* **What is being asked**
Pull every line containing "this" from the entries.
|---|
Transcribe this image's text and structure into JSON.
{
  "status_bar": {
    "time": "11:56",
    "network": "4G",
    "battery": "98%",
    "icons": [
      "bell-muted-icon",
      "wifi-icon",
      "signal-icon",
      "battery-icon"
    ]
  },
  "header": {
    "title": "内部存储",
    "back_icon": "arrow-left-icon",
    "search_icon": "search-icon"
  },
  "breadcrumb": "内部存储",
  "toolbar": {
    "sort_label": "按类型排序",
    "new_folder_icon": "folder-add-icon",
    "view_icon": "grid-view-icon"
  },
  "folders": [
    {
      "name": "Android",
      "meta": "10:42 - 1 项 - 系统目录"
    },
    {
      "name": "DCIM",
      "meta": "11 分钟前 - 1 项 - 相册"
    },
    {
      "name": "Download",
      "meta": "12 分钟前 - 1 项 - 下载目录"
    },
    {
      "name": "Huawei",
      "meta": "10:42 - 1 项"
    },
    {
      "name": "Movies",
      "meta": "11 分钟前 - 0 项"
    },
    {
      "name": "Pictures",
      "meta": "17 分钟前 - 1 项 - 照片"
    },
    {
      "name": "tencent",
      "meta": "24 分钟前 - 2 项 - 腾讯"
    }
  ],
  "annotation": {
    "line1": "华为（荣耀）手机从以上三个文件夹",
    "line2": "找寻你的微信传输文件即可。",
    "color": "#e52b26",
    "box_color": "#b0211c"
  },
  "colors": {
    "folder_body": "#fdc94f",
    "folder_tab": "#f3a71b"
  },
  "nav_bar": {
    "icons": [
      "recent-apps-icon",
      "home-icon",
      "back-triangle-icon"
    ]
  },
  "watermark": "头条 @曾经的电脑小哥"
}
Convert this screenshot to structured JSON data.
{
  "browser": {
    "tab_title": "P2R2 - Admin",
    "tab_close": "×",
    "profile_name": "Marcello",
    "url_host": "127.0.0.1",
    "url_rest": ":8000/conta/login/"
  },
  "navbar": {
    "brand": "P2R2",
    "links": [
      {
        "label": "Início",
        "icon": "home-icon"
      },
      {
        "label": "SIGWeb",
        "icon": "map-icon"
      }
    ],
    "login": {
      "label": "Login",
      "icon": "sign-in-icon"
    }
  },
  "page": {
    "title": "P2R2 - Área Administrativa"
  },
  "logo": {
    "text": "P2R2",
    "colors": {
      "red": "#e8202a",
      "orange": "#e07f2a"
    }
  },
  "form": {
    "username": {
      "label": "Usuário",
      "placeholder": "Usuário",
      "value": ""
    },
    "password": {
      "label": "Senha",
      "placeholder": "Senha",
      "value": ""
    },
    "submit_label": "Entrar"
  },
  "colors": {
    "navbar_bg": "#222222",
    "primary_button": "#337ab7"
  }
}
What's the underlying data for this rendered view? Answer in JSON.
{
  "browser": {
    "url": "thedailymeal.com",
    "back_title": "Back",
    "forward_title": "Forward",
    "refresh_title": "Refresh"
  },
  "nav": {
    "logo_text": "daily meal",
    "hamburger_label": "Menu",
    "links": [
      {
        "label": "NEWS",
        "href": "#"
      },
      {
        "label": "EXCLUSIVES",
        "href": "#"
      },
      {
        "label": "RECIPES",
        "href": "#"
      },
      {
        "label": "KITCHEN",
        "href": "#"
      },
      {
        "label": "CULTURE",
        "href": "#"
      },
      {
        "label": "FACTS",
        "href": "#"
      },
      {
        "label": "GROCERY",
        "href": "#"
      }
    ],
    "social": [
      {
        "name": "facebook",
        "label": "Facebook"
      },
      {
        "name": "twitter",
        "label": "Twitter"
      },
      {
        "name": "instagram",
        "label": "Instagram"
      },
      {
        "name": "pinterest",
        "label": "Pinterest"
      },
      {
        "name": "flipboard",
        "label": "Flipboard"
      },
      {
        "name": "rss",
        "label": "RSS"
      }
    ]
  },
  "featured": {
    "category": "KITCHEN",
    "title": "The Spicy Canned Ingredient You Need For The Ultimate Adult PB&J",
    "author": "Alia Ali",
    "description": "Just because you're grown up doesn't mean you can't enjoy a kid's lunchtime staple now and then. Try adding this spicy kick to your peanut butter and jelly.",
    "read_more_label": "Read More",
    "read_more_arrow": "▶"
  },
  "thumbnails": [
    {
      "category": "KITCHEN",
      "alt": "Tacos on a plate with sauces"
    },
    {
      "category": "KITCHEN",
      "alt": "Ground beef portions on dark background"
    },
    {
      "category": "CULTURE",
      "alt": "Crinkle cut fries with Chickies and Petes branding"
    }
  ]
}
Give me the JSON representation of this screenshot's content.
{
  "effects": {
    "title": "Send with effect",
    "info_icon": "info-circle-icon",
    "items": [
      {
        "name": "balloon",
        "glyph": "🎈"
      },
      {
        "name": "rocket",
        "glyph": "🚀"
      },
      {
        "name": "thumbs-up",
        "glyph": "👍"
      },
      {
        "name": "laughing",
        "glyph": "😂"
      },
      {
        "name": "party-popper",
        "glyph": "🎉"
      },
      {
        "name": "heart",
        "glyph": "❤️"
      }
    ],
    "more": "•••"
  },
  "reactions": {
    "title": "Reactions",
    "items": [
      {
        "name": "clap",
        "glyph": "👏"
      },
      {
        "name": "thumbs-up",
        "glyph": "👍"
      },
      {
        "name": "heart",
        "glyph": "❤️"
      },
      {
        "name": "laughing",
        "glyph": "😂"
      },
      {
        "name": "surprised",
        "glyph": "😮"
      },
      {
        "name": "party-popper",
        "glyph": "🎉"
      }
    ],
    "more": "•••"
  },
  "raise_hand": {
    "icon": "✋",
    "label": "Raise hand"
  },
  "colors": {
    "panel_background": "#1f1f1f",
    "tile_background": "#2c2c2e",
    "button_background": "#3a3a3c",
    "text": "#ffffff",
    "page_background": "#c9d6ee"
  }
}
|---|
* **Result of the exercise**
Transcribe this image's text and structure into JSON.
Convert this screenshot to structured JSON data.
What's the underlying data for this rendered view? Answer in JSON.
    "description": "Just because you're grown up doesn't mean you can't enjoy a kid's lunchtime staple now and then. Try adding this spicy kick to your peanut butter and jelly.",
Give me the JSON representation of this screenshot's content.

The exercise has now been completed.